Investigation of CSF biomarkers in Hydrocephalus

Nina Rostgaard

Production of CSF occurs in the ventricular system of the brain but exactly how the fluid dynamics work remains to be elucidated.

Hydrocephalus is a devastating condition which arises as a result of either overproduction or too slow drainage of the cerebrospinal fluid (CSF) within the brain. The increased fluid volume increases the pressure on the brain tissue resulting in various symptoms like severe headache, incontinence, cognitive disturbance and motor symptoms.

The Copenhagen CSF Study Group has in collaboration with Nanna MacAulay’s group at the Department of Neuroscience, University of Copenhagen, received a large grant from the Novo Nordisk Foundation which will support research in fluid dynamics in the brain.

Part of this collaboration will focus on CSF production and regulation with the aim of discovering pharmaceutical targets for patients with hydrocephalus.

Nina Rostgaard will study CSF from patients with hydrocephalus with different etiologies and assess whether the levels of inflammatory markers, water transport molecules and neurotransmitters changes over time. Further, she will assess whether there are differences in the protein content between lumbar and ventricular CSF.

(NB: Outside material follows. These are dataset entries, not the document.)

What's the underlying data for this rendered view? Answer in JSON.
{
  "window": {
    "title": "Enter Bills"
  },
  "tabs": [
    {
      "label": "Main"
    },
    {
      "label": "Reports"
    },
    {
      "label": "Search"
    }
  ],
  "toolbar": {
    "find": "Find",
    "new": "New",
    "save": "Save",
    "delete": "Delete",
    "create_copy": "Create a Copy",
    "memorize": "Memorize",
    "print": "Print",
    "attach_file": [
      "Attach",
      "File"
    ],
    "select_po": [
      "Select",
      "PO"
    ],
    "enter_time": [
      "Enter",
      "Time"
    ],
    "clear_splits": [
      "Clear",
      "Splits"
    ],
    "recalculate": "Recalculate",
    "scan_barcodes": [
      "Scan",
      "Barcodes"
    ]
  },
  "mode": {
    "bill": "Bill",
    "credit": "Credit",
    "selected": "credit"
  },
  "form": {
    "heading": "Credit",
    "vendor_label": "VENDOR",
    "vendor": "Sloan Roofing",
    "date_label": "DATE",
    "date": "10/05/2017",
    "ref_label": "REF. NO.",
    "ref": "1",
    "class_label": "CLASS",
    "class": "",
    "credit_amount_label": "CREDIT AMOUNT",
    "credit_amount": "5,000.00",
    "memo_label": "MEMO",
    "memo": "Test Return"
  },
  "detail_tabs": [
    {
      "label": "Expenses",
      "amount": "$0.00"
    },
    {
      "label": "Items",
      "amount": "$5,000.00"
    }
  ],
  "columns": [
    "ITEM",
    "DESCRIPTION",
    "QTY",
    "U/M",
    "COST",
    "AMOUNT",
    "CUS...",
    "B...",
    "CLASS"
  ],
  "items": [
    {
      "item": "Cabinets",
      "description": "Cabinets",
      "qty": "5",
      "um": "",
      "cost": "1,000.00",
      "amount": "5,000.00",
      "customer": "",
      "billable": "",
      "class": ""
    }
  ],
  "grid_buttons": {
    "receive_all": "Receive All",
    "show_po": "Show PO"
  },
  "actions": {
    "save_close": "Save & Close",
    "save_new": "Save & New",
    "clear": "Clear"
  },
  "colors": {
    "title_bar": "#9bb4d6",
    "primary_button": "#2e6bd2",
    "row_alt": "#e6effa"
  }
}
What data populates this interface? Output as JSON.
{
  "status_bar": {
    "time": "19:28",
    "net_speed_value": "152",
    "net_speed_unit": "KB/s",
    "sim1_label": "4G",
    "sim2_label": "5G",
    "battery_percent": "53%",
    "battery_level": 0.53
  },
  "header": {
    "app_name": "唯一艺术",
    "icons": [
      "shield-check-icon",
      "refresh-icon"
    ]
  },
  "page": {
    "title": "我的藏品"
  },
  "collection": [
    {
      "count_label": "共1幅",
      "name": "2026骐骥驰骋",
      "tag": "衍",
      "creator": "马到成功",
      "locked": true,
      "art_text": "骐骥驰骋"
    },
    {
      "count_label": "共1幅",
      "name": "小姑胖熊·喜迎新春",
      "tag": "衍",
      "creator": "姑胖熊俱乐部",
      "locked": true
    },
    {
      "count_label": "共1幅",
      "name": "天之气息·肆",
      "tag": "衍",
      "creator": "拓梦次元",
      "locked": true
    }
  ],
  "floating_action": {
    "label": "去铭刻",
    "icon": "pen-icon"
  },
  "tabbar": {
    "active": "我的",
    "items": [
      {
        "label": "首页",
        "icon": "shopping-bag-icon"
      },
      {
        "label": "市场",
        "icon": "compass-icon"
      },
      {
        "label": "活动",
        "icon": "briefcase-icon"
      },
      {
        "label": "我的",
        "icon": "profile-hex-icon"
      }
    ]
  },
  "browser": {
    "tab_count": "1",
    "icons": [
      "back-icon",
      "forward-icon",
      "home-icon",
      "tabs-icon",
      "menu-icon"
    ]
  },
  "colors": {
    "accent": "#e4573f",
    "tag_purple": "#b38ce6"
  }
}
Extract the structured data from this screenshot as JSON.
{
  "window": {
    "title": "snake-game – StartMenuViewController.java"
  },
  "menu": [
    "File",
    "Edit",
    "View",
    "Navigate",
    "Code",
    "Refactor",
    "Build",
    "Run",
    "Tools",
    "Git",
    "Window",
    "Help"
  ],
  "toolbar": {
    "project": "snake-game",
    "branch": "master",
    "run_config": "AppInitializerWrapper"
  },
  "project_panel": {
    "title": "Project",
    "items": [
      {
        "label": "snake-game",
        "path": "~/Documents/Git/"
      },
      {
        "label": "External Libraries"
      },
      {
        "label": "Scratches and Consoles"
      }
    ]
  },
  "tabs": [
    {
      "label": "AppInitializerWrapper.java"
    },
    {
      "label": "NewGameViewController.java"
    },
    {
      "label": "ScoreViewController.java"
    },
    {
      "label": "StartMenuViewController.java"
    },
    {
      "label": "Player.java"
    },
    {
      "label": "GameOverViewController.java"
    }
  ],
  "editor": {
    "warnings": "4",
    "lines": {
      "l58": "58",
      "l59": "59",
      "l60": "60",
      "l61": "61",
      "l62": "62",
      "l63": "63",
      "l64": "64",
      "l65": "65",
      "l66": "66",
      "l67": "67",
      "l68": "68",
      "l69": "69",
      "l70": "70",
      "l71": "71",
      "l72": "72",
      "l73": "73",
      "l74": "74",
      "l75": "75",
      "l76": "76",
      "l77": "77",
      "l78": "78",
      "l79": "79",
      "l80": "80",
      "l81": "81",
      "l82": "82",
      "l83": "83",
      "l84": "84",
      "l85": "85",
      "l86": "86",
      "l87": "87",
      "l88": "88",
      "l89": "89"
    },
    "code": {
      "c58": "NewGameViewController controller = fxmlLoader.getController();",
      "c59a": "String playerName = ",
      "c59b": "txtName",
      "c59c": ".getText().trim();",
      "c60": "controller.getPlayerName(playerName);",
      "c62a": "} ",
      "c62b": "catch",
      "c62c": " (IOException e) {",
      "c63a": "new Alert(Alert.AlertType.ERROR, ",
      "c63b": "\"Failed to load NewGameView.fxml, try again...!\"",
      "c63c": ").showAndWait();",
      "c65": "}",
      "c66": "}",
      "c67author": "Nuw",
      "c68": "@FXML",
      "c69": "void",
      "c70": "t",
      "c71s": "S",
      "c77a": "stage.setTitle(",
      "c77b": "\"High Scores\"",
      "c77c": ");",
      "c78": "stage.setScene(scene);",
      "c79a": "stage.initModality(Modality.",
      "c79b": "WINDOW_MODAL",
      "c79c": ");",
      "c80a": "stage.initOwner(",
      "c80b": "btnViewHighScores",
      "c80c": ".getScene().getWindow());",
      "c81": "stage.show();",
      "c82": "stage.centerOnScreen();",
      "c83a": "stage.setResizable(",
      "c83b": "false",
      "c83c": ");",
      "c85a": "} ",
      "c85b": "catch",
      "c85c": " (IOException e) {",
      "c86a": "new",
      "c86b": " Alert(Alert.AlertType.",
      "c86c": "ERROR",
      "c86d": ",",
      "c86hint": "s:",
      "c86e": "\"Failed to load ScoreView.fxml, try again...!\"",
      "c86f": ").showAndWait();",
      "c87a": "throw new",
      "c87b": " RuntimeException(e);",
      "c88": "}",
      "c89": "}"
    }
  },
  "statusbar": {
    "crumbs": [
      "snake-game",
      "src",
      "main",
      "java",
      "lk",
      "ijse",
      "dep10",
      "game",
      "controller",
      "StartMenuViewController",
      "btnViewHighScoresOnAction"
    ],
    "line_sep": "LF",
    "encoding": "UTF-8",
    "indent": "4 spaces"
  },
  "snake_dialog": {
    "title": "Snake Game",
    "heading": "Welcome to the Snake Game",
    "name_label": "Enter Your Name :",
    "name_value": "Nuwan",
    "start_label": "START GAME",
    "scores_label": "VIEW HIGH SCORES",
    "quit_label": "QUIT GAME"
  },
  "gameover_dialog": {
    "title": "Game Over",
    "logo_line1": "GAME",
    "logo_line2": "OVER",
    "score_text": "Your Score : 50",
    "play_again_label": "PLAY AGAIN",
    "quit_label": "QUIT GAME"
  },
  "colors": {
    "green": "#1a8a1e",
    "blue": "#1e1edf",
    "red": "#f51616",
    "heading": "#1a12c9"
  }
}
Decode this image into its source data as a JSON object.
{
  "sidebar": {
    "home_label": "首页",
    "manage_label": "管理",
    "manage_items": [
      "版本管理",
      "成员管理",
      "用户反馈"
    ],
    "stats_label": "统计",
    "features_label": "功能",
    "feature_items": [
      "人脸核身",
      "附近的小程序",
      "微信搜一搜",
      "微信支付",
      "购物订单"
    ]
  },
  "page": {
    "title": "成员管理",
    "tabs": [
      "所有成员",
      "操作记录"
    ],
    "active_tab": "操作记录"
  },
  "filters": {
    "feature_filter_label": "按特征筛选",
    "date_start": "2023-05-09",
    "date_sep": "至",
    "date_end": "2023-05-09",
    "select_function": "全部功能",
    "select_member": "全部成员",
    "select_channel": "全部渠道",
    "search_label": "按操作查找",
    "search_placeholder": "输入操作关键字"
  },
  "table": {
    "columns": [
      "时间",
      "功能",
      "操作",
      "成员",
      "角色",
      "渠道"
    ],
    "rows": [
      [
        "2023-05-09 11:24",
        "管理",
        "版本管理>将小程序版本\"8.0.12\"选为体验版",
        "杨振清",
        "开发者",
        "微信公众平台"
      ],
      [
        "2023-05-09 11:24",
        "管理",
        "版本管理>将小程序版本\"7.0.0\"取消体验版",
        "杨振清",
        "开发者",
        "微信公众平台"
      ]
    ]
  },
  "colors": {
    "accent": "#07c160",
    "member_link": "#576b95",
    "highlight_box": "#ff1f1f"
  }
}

Nina Rostgaard graduated in 2013 from University of Copenhagen as a Human Biologist and continued as a PhD student at the Danish Dementia Research Centre. Her research areas include biomarkers and molecular pathways studied in CSF and fibroblasts from individuals with familial dementia.